LSE reports surge of interest at all levels of the sport

Great Britain's gold rush this summer has seen a surge in cycling interest

The unparalleled success of Britain’s Olympic and Paralympic cyclists has driven a surge in interest at all levels of the sport, according to research from the London School of Economics.


Commissioned by Sky in association with British Cycling, the report found that over half of those questioned had been motivated to cycle because of the gold rush this summer, with 87 percent of those encouraging their kids to do the same. Almost everyone agreed that the Games would have a lasting positive effect on cycling participation in the UK.

Cycling as recreation has also had a shot in the arm. Over 8,000 have joined British Cycling since the start of London 2012 with over half of cyclists questioned taking part in a mass ride this summer. A quarter said they were more likely to take part in a UK cycling holiday with 40 percent inspired to visit a velodrome or race as a spectator.

With more people being encouraged to take to bikes, the industry has naturally reported a boost. Cycle Surgery saw a ‘record turnover’ during the second week of the Games while Wiggle saw online traffic rise by 71 percent during the Olympic fortnight.

Evans Cycles reported a 35 per cent surge in sales and website traffic following Bradley Wiggins’ Tour de France win, while Halfords reported a 12 percent increase in Boardman bikes.

Ian Drake, CEO, British Cycling, said: “The partnership between British Cycling and Sky, unique in sport in this country, has been the key to using Olympic and Paralympic success to encourage huge numbers of people to get on their bikes. Our success in driving participation is no fluke but the product of years of detailed planning and preparation.”

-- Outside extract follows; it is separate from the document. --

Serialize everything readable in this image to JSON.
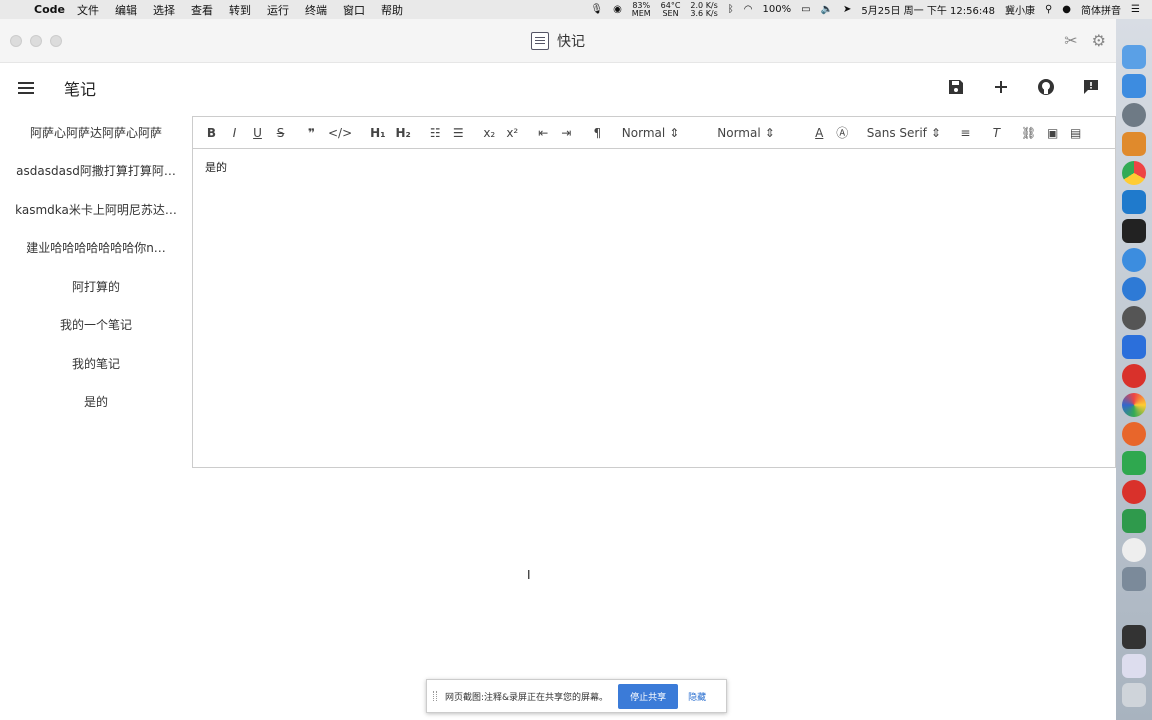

The full report, The Olympic Cycling Effect, can be viewed here.